PROBLEM TO SOLVE -> The full listing must be reproduced exactly as given.

EXERCISE DATA ->
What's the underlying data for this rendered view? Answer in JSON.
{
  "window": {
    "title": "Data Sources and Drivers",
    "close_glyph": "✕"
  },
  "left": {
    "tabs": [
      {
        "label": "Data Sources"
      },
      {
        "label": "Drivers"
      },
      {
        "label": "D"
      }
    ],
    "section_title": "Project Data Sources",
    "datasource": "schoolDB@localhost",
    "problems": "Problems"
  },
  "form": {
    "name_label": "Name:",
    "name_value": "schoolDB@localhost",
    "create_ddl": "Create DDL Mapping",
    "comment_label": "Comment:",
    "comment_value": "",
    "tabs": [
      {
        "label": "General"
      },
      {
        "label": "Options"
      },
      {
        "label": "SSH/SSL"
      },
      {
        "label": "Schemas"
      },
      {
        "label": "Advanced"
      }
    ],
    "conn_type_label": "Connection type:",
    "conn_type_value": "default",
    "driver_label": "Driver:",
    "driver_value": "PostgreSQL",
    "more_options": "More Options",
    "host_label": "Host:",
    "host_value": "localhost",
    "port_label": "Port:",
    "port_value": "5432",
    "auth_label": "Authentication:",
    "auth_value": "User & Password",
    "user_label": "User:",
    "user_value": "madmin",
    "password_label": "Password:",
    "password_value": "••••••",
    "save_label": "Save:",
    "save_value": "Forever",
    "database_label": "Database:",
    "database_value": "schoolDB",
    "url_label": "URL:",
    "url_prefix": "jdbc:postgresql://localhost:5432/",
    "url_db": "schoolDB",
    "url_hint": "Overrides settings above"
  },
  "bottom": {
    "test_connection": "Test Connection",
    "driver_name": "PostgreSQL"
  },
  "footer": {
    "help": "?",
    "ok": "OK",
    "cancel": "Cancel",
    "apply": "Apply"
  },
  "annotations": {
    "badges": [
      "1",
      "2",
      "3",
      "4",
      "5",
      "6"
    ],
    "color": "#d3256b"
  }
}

REPLY TO THE TASK ->
What's the underlying data for this rendered view? Answer in JSON.
{
  "window": {
    "title": "Data Sources and Drivers",
    "close_glyph": "✕"
  },
  "left": {
    "tabs": [
      {
        "label": "Data Sources"
      },
      {
        "label": "Drivers"
      },
      {
        "label": "D"
      }
    ],
    "section_title": "Project Data Sources",
    "datasource": "schoolDB@localhost",
    "problems": "Problems"
  },
  "form": {
    "name_label": "Name:",
    "name_value": "schoolDB@localhost",
    "create_ddl": "Create DDL Mapping",
    "comment_label": "Comment:",
    "comment_value": "",
    "tabs": [
      {
        "label": "General"
      },
      {
        "label": "Options"
      },
      {
        "label": "SSH/SSL"
      },
      {
        "label": "Schemas"
      },
      {
        "label": "Advanced"
      }
    ],
    "conn_type_label": "Connection type:",
    "conn_type_value": "default",
    "driver_label": "Driver:",
    "driver_value": "PostgreSQL",
    "more_options": "More Options",
    "host_label": "Host:",
    "host_value": "localhost",
    "port_label": "Port:",
    "port_value": "5432",
    "auth_label": "Authentication:",
    "auth_value": "User & Password",
    "user_label": "User:",
    "user_value": "madmin",
    "password_label": "Password:",
    "password_value": "••••••",
    "save_label": "Save:",
    "save_value": "Forever",
    "database_label": "Database:",
    "database_value": "schoolDB",
    "url_label": "URL:",
    "url_prefix": "jdbc:postgresql://localhost:5432/",
    "url_db": "schoolDB",
    "url_hint": "Overrides settings above"
  },
  "bottom": {
    "test_connection": "Test Connection",
    "driver_name": "PostgreSQL"
  },
  "footer": {
    "help": "?",
    "ok": "OK",
    "cancel": "Cancel",
    "apply": "Apply"
  },
  "annotations": {
    "badges": [
      "1",
      "2",
      "3",
      "4",
      "5",
      "6"
    ],
    "color": "#d3256b"
  }
}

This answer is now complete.